Dataset rows for apps and sites

_ _ _ _

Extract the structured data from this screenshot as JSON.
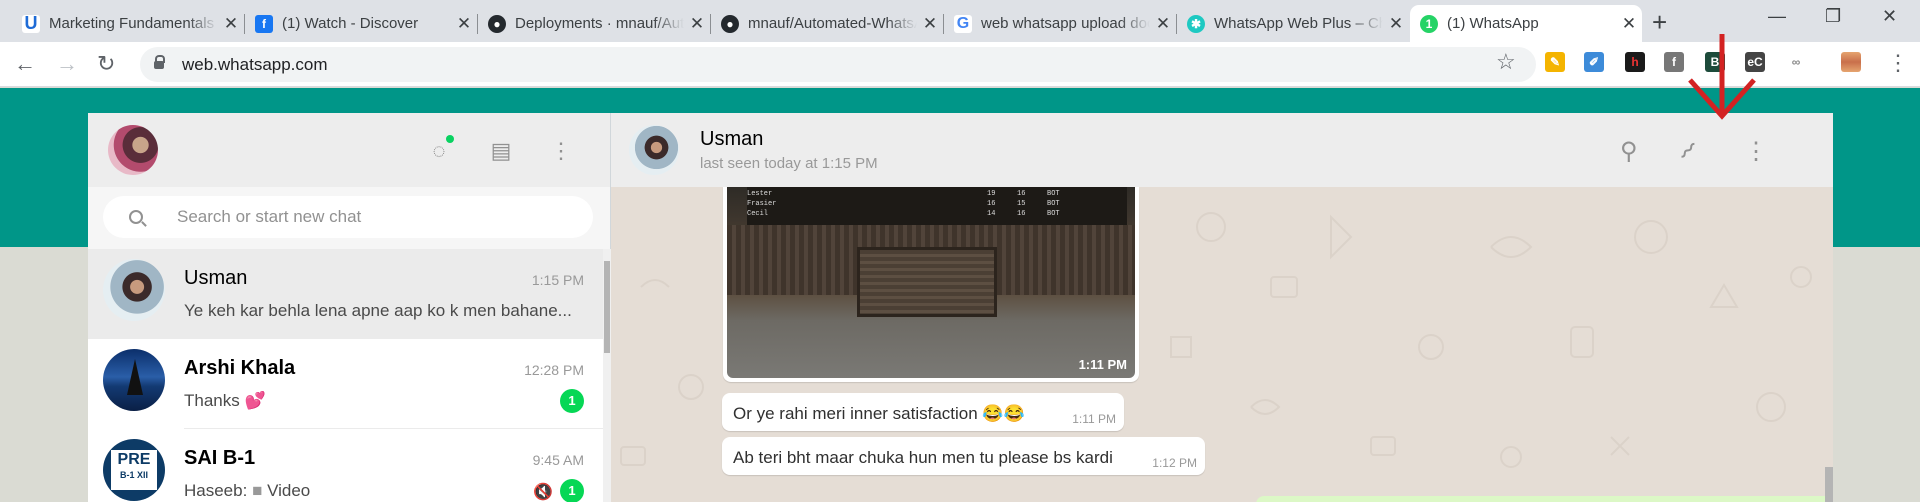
{
  "browser": {
    "tabs": [
      {
        "title": "Marketing Fundamentals",
        "favicon": "U",
        "color": "#1e6bd6"
      },
      {
        "title": "(1) Watch - Discover",
        "favicon": "f",
        "color": "#1877f2"
      },
      {
        "title": "Deployments · mnauf/Automated-WhatsApp",
        "favicon": "gh",
        "color": "#24292e"
      },
      {
        "title": "mnauf/Automated-WhatsApp",
        "favicon": "gh",
        "color": "#24292e"
      },
      {
        "title": "web whatsapp upload document",
        "favicon": "G",
        "color": "#4285f4"
      },
      {
        "title": "WhatsApp Web Plus – Chrome",
        "favicon": "puzzle",
        "color": "#1ec9c2"
      },
      {
        "title": "(1) WhatsApp",
        "favicon": "1",
        "color": "#25d366"
      }
    ],
    "url": "web.whatsapp.com"
  },
  "sidebar": {
    "search_placeholder": "Search or start new chat",
    "chats": [
      {
        "name": "Usman",
        "time": "1:15 PM",
        "preview": "Ye keh kar behla lena apne aap ko k men bahane...",
        "unread": "",
        "selected": true
      },
      {
        "name": "Arshi Khala",
        "time": "12:28 PM",
        "preview": "Thanks 💕",
        "unread": "1",
        "selected": false
      },
      {
        "name": "SAI B-1",
        "time": "9:45 AM",
        "preview_sender": "Haseeb:",
        "preview": "Video",
        "unread": "1",
        "muted": true,
        "selected": false
      }
    ]
  },
  "conversation": {
    "contact_name": "Usman",
    "last_seen": "last seen today at 1:15 PM",
    "messages": [
      {
        "type": "image",
        "time": "1:11 PM",
        "caption": ""
      },
      {
        "type": "text",
        "text": "Or ye rahi meri inner satisfaction 😂😂",
        "time": "1:11 PM"
      },
      {
        "type": "text",
        "text": "Ab teri bht maar chuka hun men tu please bs kardi",
        "time": "1:12 PM"
      }
    ],
    "image_table": [
      {
        "name": "Lester",
        "a": "19",
        "b": "16",
        "c": "BOT"
      },
      {
        "name": "Frasier",
        "a": "16",
        "b": "15",
        "c": "BOT"
      },
      {
        "name": "Cecil",
        "a": "14",
        "b": "16",
        "c": "BOT"
      }
    ]
  },
  "colors": {
    "teal": "#009688",
    "arrow": "#d32222",
    "badge": "#06d755"
  }
}
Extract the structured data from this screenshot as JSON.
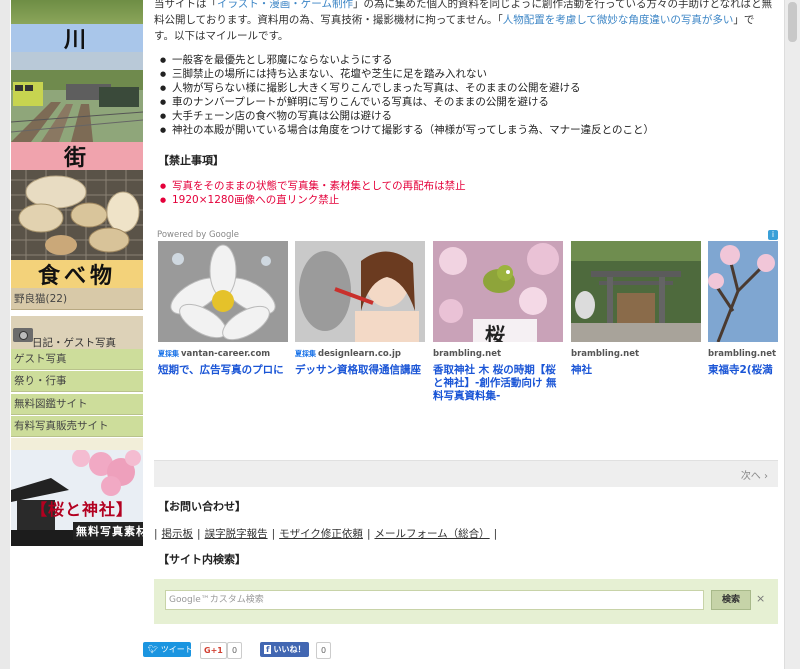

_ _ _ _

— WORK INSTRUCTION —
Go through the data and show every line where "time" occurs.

— EXERCISE RESPONSE —
        "time": "1:15 PM",
        "time": "12:28 PM",
        "time": "9:45 AM",
        "time": "1:11 PM",
        "time": "1:11 PM"
        "time": "1:12 PM"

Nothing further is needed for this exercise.